Graphic designers, architests, building administrators and federal workers concerned with design came to learn at the Federal Design Assembly at the historic Pension Building yesterday.

But when they walked into one lounge, they did a double take. At first glance, it looked like all those Government Issue Drabs they had to come to the Design Assembly to denounce and lear how to improve.

The room was full of hall-wall cubicles. Each had a framed color picture of Jimmy Carter, a telephone and a desk turned so you can't get your legs under it. Some of the desks and small defects - a bit of spilled paint here, a misadjusted leg there. (The desks are made by Art Metal. Inc., currently involved in a controversy with the General Services Administration over the quality of some of their sales to the government.) On the walls at each desk was a mirror with a man's shape on it, permitting the government worker to talk to himself.

The room is a sproof, a satire on the usual government design, a visual joke by architect Stanley Trigerman. "I may look straight," said Tigerman, a nationally known architect. "But I'm really off the wall."

He said he hadn't known about the Art Metal controversy when he chose the furniture to make his point. "I'd picked it because it was your typical GSA stuff."

The room and the next one, also by Tigerman, are painted with red and white stripes and stars on a blue ceiling.

The second is called a "Maize for the Administrator." Walls of blue-wrapped bond paper and yellow-lined pads are encircled with red tape and tied in a bow. Within the maze are office chairs and telephones - all on the same line so everyone can listen in on the other.

"If you make it through the maze, you don't get a prize, you just get out." said Tigerman.

Jay Solomon. GSA administrator, said he found the exhibits funny.

Tigerman was one of the four nationally known architects asked by Roy Knight of the National Endowment for the Arts architecture section to design lounges using furniture available from the GSA catalogue. "We asked them to use imagination and illustrate good design."

Solomon, speaking in a keynote address yesterday morning said. "I didn't come to Washington to continue "business as usual" in drab, gray, sterile shells that are so uninviting to the general public as well as the people who work there.

"I came to Washington because I shared President Carter's ideals and hopes for a bright new day, a day in which efficiency, openness and respect for one another and for the environment are the prevailing concepts . . . and those concepts should be reflected in the government's buildings.

Solomon, who is currently involved in a massive effort to clean up the scandal-plagued GSA, went on to promise. "No longer will the nation's business be transacted behind plaster walls and closed doors but in openness where whole floors of people work together in harmony . . . No longer will buildings be darkened at 5 p.m. and locked up tight when the last workers leave.
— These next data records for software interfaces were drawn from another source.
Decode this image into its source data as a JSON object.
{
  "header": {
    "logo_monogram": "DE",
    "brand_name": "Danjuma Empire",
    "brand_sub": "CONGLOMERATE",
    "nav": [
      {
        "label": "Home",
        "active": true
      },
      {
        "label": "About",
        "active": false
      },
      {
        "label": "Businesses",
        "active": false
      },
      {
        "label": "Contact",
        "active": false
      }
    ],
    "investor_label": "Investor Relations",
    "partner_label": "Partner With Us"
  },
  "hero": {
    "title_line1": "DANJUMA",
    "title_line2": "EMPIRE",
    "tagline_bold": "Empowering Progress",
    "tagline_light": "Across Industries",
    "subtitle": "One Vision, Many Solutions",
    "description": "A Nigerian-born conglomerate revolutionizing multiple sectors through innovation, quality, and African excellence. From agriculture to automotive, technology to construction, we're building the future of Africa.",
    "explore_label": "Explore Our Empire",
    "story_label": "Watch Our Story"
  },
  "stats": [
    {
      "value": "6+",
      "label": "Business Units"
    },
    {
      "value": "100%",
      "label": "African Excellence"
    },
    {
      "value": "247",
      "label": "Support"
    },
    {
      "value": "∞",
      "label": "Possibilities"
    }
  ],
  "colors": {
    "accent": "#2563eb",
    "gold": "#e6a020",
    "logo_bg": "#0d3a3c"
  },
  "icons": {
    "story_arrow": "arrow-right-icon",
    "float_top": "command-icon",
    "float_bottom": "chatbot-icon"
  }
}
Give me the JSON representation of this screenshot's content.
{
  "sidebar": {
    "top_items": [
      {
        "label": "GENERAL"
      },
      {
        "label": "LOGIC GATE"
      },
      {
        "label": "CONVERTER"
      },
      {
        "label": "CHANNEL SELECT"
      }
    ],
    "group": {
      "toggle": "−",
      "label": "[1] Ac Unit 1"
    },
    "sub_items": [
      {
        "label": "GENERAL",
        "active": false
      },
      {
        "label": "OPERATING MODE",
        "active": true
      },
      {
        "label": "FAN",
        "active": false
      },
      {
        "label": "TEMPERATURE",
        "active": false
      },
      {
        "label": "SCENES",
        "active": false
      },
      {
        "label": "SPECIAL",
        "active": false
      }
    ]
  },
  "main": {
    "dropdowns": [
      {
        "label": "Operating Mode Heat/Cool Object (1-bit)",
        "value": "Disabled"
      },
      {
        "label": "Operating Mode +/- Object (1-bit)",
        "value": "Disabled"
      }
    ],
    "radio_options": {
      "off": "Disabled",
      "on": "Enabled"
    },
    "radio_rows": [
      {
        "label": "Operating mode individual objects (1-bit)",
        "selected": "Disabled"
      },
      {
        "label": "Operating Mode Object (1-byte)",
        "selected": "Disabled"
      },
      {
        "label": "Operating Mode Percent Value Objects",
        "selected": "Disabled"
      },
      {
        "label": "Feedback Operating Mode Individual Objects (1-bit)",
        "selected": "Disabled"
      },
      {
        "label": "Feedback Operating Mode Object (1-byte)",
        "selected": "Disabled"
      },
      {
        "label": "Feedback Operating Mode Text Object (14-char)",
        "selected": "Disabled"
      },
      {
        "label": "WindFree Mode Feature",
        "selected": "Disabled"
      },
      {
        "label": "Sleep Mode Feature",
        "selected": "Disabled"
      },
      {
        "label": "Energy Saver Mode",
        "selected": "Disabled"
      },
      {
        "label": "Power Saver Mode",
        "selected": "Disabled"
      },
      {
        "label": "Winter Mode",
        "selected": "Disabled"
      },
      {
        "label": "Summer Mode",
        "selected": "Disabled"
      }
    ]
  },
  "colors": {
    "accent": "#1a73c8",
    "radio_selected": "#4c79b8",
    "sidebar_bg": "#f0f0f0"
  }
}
Public plazas, courtyards, audtioriums and lunchrooms are being thrown open to the people of all sorts of community events ranging from shows to concerts."